[Your objective]
Reproduce the entire listing exactly as written, apart from its pictures.

=======

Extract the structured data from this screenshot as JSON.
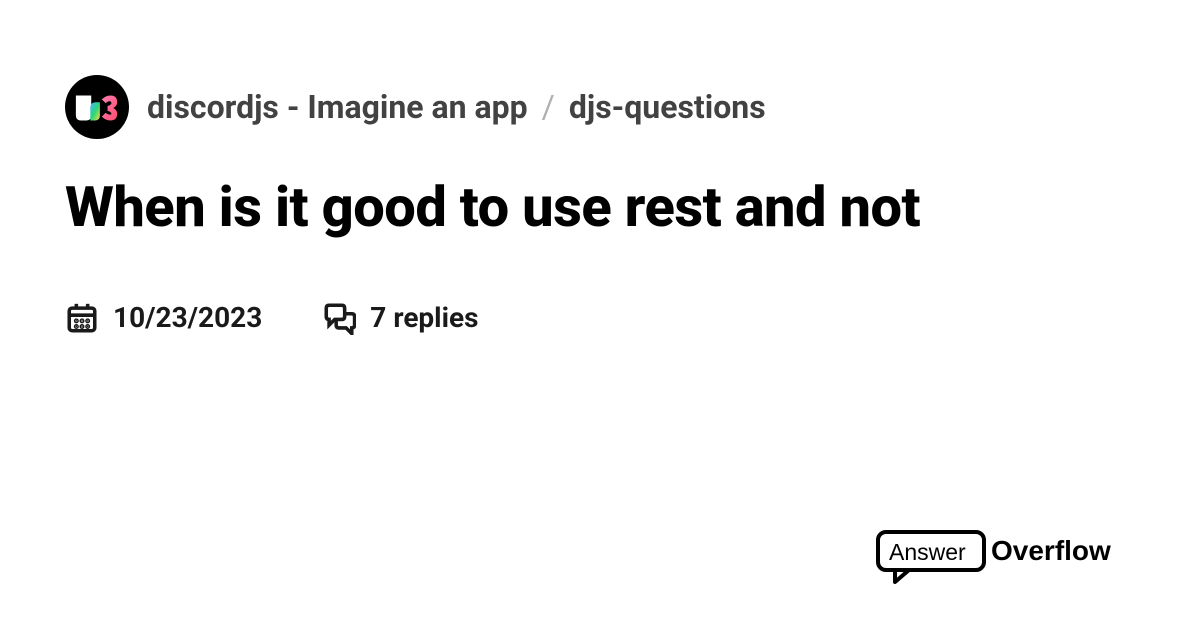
{
  "breadcrumb": {
    "server": "discordjs - Imagine an app",
    "channel": "djs-questions",
    "separator": "/"
  },
  "title": "When is it good to use rest and not",
  "meta": {
    "date": "10/23/2023",
    "replies": "7 replies"
  },
  "brand": {
    "word1": "Answer",
    "word2": "Overflow"
  }
}
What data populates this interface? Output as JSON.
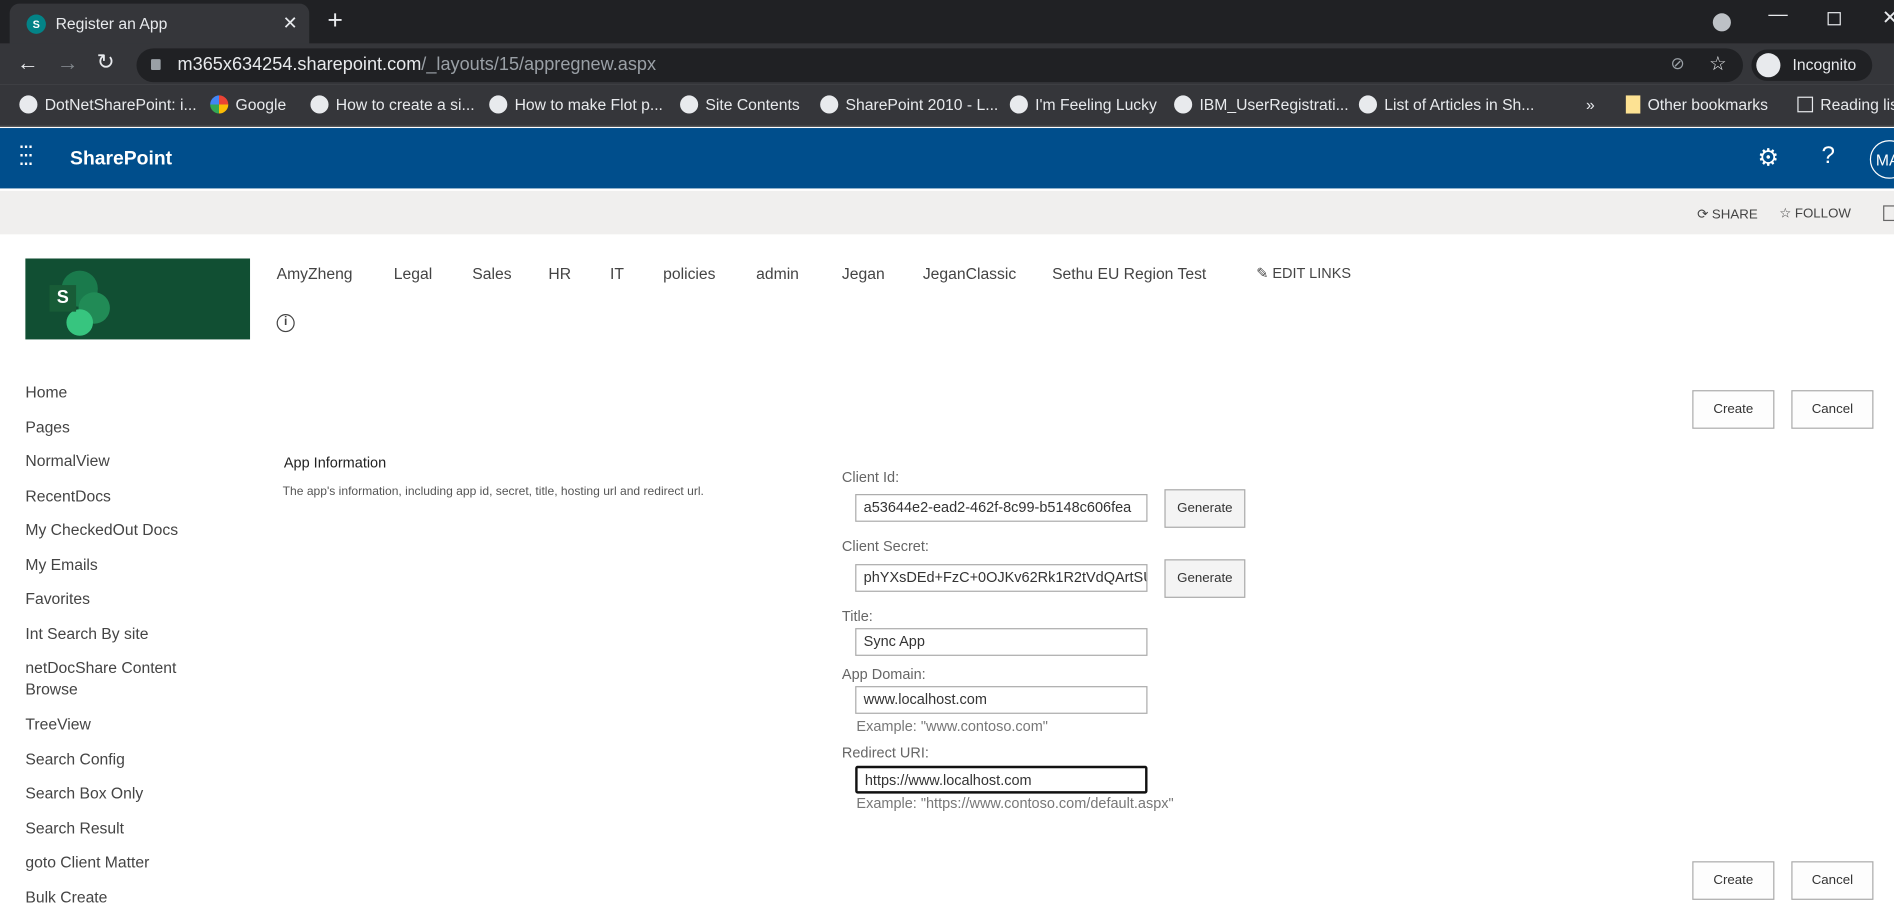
{
  "browser": {
    "tab_title": "Register an App",
    "url_host": "m365x634254.sharepoint.com",
    "url_path": "/_layouts/15/appregnew.aspx",
    "profile": "Incognito",
    "bookmarks": [
      "DotNetSharePoint: i...",
      "Google",
      "How to create a si...",
      "How to make Flot p...",
      "Site Contents",
      "SharePoint 2010 - L...",
      "I'm Feeling Lucky",
      "IBM_UserRegistrati...",
      "List of Articles in Sh..."
    ],
    "other_bookmarks": "Other bookmarks",
    "reading_list": "Reading list",
    "overflow": "»"
  },
  "suite": {
    "brand": "SharePoint",
    "avatar": "MA"
  },
  "ribbon": {
    "share": "SHARE",
    "follow": "FOLLOW"
  },
  "topnav": {
    "items": [
      "AmyZheng",
      "Legal",
      "Sales",
      "HR",
      "IT",
      "policies",
      "admin",
      "Jegan",
      "JeganClassic",
      "Sethu EU Region Test"
    ],
    "edit_links": "EDIT LINKS"
  },
  "leftnav": {
    "items": [
      "Home",
      "Pages",
      "NormalView",
      "RecentDocs",
      "My CheckedOut Docs",
      "My Emails",
      "Favorites",
      "Int Search By site",
      "netDocShare Content Browse",
      "TreeView",
      "Search Config",
      "Search Box Only",
      "Search Result",
      "goto Client Matter",
      "Bulk Create"
    ]
  },
  "form": {
    "section_title": "App Information",
    "section_desc": "The app's information, including app id, secret, title, hosting url and redirect url.",
    "client_id_label": "Client Id:",
    "client_id": "a53644e2-ead2-462f-8c99-b5148c606fea",
    "client_secret_label": "Client Secret:",
    "client_secret": "phYXsDEd+FzC+0OJKv62Rk1R2tVdQArtSU(",
    "title_label": "Title:",
    "title": "Sync App",
    "domain_label": "App Domain:",
    "domain": "www.localhost.com",
    "domain_example": "Example: \"www.contoso.com\"",
    "redirect_label": "Redirect URI:",
    "redirect": "https://www.localhost.com",
    "redirect_example": "Example: \"https://www.contoso.com/default.aspx\"",
    "generate": "Generate",
    "create": "Create",
    "cancel": "Cancel"
  },
  "colors": {
    "suite_bar": "#004e8c",
    "logo_bg": "#114f33",
    "chrome_dark": "#202124"
  }
}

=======

[Response area]
Extract the structured data from this screenshot as JSON.
{
  "breadcrumb": {
    "server": "discordjs - Imagine an app",
    "channel": "djs-questions",
    "separator": "/"
  },
  "title": "When is it good to use rest and not",
  "meta": {
    "date": "10/23/2023",
    "replies": "7 replies"
  },
  "brand": {
    "word1": "Answer",
    "word2": "Overflow"
  }
}
What data populates this interface? Output as JSON.
{
  "browser": {
    "tab_title": "Register an App",
    "url_host": "m365x634254.sharepoint.com",
    "url_path": "/_layouts/15/appregnew.aspx",
    "profile": "Incognito",
    "bookmarks": [
      "DotNetSharePoint: i...",
      "Google",
      "How to create a si...",
      "How to make Flot p...",
      "Site Contents",
      "SharePoint 2010 - L...",
      "I'm Feeling Lucky",
      "IBM_UserRegistrati...",
      "List of Articles in Sh..."
    ],
    "other_bookmarks": "Other bookmarks",
    "reading_list": "Reading list",
    "overflow": "»"
  },
  "suite": {
    "brand": "SharePoint",
    "avatar": "MA"
  },
  "ribbon": {
    "share": "SHARE",
    "follow": "FOLLOW"
  },
  "topnav": {
    "items": [
      "AmyZheng",
      "Legal",
      "Sales",
      "HR",
      "IT",
      "policies",
      "admin",
      "Jegan",
      "JeganClassic",
      "Sethu EU Region Test"
    ],
    "edit_links": "EDIT LINKS"
  },
  "leftnav": {
    "items": [
      "Home",
      "Pages",
      "NormalView",
      "RecentDocs",
      "My CheckedOut Docs",
      "My Emails",
      "Favorites",
      "Int Search By site",
      "netDocShare Content Browse",
      "TreeView",
      "Search Config",
      "Search Box Only",
      "Search Result",
      "goto Client Matter",
      "Bulk Create"
    ]
  },
  "form": {
    "section_title": "App Information",
    "section_desc": "The app's information, including app id, secret, title, hosting url and redirect url.",
    "client_id_label": "Client Id:",
    "client_id": "a53644e2-ead2-462f-8c99-b5148c606fea",
    "client_secret_label": "Client Secret:",
    "client_secret": "phYXsDEd+FzC+0OJKv62Rk1R2tVdQArtSU(",
    "title_label": "Title:",
    "title": "Sync App",
    "domain_label": "App Domain:",
    "domain": "www.localhost.com",
    "domain_example": "Example: \"www.contoso.com\"",
    "redirect_label": "Redirect URI:",
    "redirect": "https://www.localhost.com",
    "redirect_example": "Example: \"https://www.contoso.com/default.aspx\"",
    "generate": "Generate",
    "create": "Create",
    "cancel": "Cancel"
  },
  "colors": {
    "suite_bar": "#004e8c",
    "logo_bg": "#114f33",
    "chrome_dark": "#202124"
  }
}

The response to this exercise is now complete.